Fenwick and Sydney T Swabey designed a second aircraft for Planes Limited in 1911, this being a single-engined pusher monoplane powered by a 45 hp (34 kW) Isaacson radial engine, which was mounted in the aircraft's nose, driving a two-bladed propeller by a long extension shaft. Pilot and passenger sat side-by side in the fuselage nacelle, which was mounted below the aircraft's wing, with the propeller shaft passing between them. The tail surfaces were carried on two steel tube booms, while the aircraft's undercarriage consisted of two mainwheels and long skids designed to prevent the aircraft turning over onto its nose in the event of a rough landing.[3][4]

The remains of Fenwicks aircraft after the crash.

The monoplane first flew in late 1911.[1] In April 1912, Fenwick and Swabey set up their own company, The Mersey Aeroplane Company, purchasing the monoplane from Planes Limited and continuing to operate from their works at Freshfield. It was flown frequently in the spring of 1912, often carrying passengers, including the 70-year-old Thompson, who was believed to be the oldest person to have flown at that time.[3][5]

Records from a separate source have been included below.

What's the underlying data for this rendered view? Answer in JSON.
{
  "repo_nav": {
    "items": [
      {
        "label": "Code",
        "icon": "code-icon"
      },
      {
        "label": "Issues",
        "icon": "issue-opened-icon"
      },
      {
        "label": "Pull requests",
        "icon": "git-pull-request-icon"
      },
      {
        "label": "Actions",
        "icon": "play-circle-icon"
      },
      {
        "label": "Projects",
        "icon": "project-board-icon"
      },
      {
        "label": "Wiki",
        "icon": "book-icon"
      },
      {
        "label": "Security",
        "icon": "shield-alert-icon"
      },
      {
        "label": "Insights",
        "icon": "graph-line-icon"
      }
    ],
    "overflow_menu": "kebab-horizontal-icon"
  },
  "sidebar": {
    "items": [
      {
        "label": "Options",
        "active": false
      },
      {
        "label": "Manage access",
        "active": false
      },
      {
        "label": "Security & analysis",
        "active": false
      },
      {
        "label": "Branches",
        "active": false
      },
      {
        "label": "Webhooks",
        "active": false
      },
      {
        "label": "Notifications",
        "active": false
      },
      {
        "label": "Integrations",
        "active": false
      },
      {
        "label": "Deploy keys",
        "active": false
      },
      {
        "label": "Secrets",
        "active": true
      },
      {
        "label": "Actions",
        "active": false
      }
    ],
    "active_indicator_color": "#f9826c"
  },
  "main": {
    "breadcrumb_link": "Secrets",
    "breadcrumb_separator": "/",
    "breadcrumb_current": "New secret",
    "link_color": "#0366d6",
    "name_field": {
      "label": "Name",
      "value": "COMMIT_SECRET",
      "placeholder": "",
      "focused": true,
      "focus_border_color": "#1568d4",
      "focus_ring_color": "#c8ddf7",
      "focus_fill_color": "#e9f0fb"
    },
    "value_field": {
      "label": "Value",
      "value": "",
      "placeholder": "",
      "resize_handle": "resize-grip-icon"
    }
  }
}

The monoplane crashed in the summer of 1912, but was rebuilt by Fenwick with the intent of entering in into the Military Trials which were to take place in August that year. The rebuilt aircraft had longer-span wings, larger tail surfaces and shorter tail booms, but retained the Isaacson radial engine.[6]

The rebuilt aircraft flew successfully at Larkhill as part of the trials on 9 and 11 August, but when carrying out a third flight on 13 August in gusty weather conditions, dived into the ground from a height of about 200 feet (60 metres), killing Fenwick.[6][7] The accident was investigated by the Royal Aero Club, and was blamed on instability of the aircraft causing Fenwick to lose control when it was caught in a powerful gust of wind.[8]


Data from The Aeroplanes of the Royal Flying Corps (Military Wing)[6]

General characteristics

  • Crew: 2
  • Length: 34 ft (10 m)
  • Wingspan: 35 ft (11 m)
  • Wing area: 220 sq ft (20 m2)
  • Empty weight: 750 lb (340 kg) [9]
  • Gross weight: 1,150 lb (522 kg) [9]
  • Powerplant: 1 × Isaacson 45hp 7-cylinder radial engine, 45 hp (34 kW)


  • Maximum speed: 55 mph (89 km/h; 48 kn)
  • Endurance: 6 hours


  1. ^ a b Bruce 1982, p. 31.
  2. ^ Barnes 1976, pp. 64–65.
  3. ^ a b Bruce 1982, pp. 31–32.
  4. ^ Flight 17 August 1912, pp. 755–756.
  5. ^ Flight 18 May 1912, p. 448.
  6. ^ a b c Bruce 1982, p. 32.
  7. ^ Flight 17 August 1912, p. 756.
  8. ^ Flight 21 September 1912, p. 852.
  9. ^ a b Lewis 1962, p.365.